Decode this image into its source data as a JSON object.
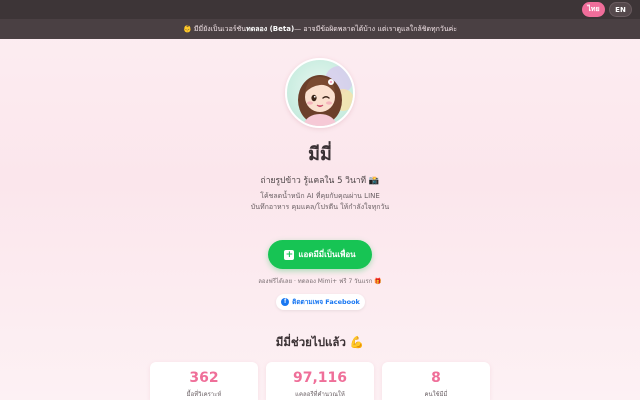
{
  "topbar": {
    "lang_th": "ไทย",
    "lang_en": "EN"
  },
  "banner": {
    "prefix": "👶 มีมี่ยังเป็นเวอร์ชัน ",
    "beta": "ทดลอง (Beta)",
    "suffix": " — อาจมีข้อผิดพลาดได้บ้าง แต่เราดูแลใกล้ชิดทุกวันค่ะ"
  },
  "hero": {
    "name": "มีมี่",
    "tagline": "ถ่ายรูปข้าว รู้แคลใน 5 วินาที 📸",
    "desc_line1": "โค้ชลดน้ำหนัก AI ที่คุยกับคุณผ่าน LINE",
    "desc_line2": "บันทึกอาหาร คุมแคล/โปรตีน ให้กำลังใจทุกวัน",
    "cta_label": "แอดมีมี่เป็นเพื่อน",
    "trial_text": "ลองฟรีได้เลย · ทดลอง Mimi+ ฟรี 7 วันแรก 🎁",
    "facebook_label": "ติดตามเพจ Facebook"
  },
  "stats": {
    "title": "มีมี่ช่วยไปแล้ว 💪",
    "items": [
      {
        "value": "362",
        "label": "มื้อที่วิเคราะห์"
      },
      {
        "value": "97,116",
        "label": "แคลอรีที่คำนวณให้"
      },
      {
        "value": "8",
        "label": "คนใช้มีมี่"
      }
    ]
  },
  "colors": {
    "accent_pink": "#ef6f99",
    "line_green": "#17c454",
    "facebook_blue": "#1877f2"
  }
}
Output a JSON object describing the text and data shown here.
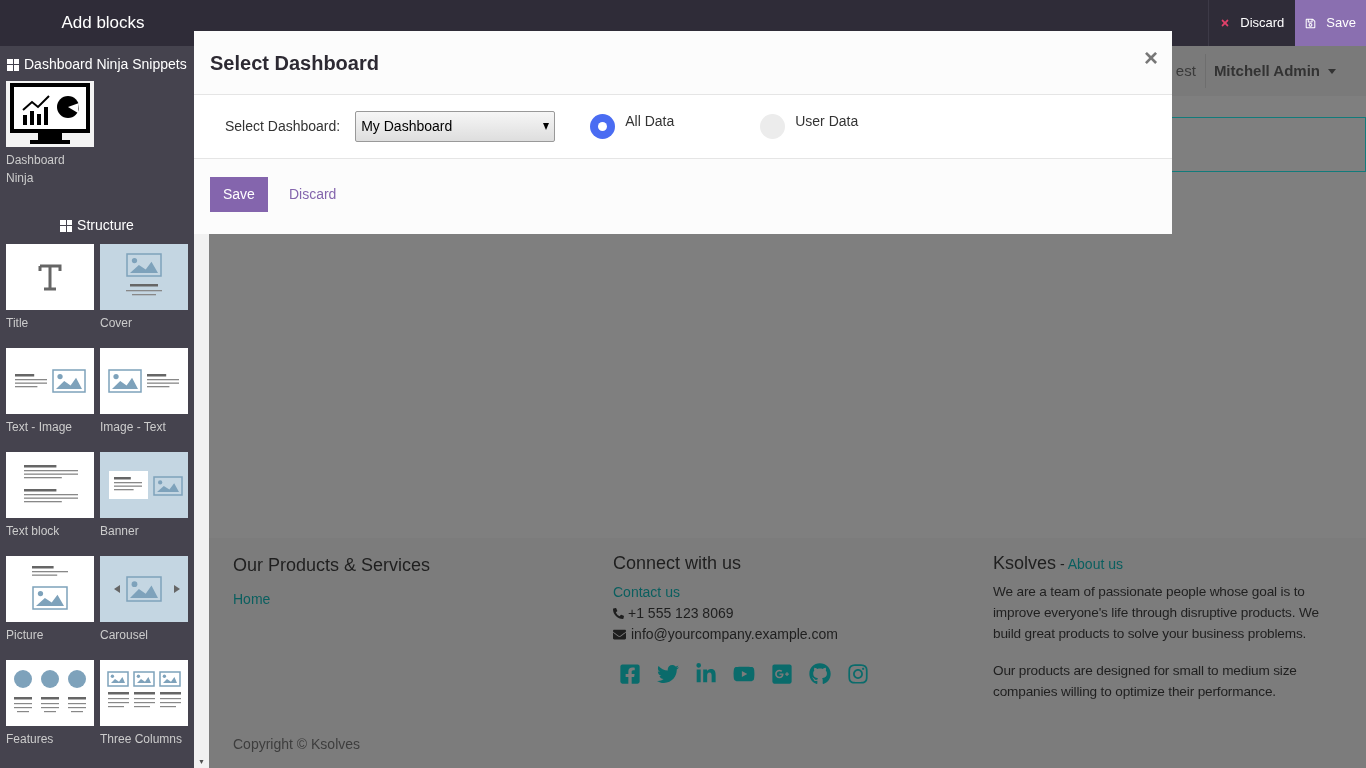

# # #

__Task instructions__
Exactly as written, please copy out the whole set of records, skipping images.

__Result__
Decode this image into its source data as a JSON object.
{
  "topbar": {
    "lang_th": "ไทย",
    "lang_en": "EN"
  },
  "banner": {
    "prefix": "👶 มีมี่ยังเป็นเวอร์ชัน ",
    "beta": "ทดลอง (Beta)",
    "suffix": " — อาจมีข้อผิดพลาดได้บ้าง แต่เราดูแลใกล้ชิดทุกวันค่ะ"
  },
  "hero": {
    "name": "มีมี่",
    "tagline": "ถ่ายรูปข้าว รู้แคลใน 5 วินาที 📸",
    "desc_line1": "โค้ชลดน้ำหนัก AI ที่คุยกับคุณผ่าน LINE",
    "desc_line2": "บันทึกอาหาร คุมแคล/โปรตีน ให้กำลังใจทุกวัน",
    "cta_label": "แอดมีมี่เป็นเพื่อน",
    "trial_text": "ลองฟรีได้เลย · ทดลอง Mimi+ ฟรี 7 วันแรก 🎁",
    "facebook_label": "ติดตามเพจ Facebook"
  },
  "stats": {
    "title": "มีมี่ช่วยไปแล้ว 💪",
    "items": [
      {
        "value": "362",
        "label": "มื้อที่วิเคราะห์"
      },
      {
        "value": "97,116",
        "label": "แคลอรีที่คำนวณให้"
      },
      {
        "value": "8",
        "label": "คนใช้มีมี่"
      }
    ]
  },
  "colors": {
    "accent_pink": "#ef6f99",
    "line_green": "#17c454",
    "facebook_blue": "#1877f2"
  }
}
Output a JSON object describing the text and data shown here.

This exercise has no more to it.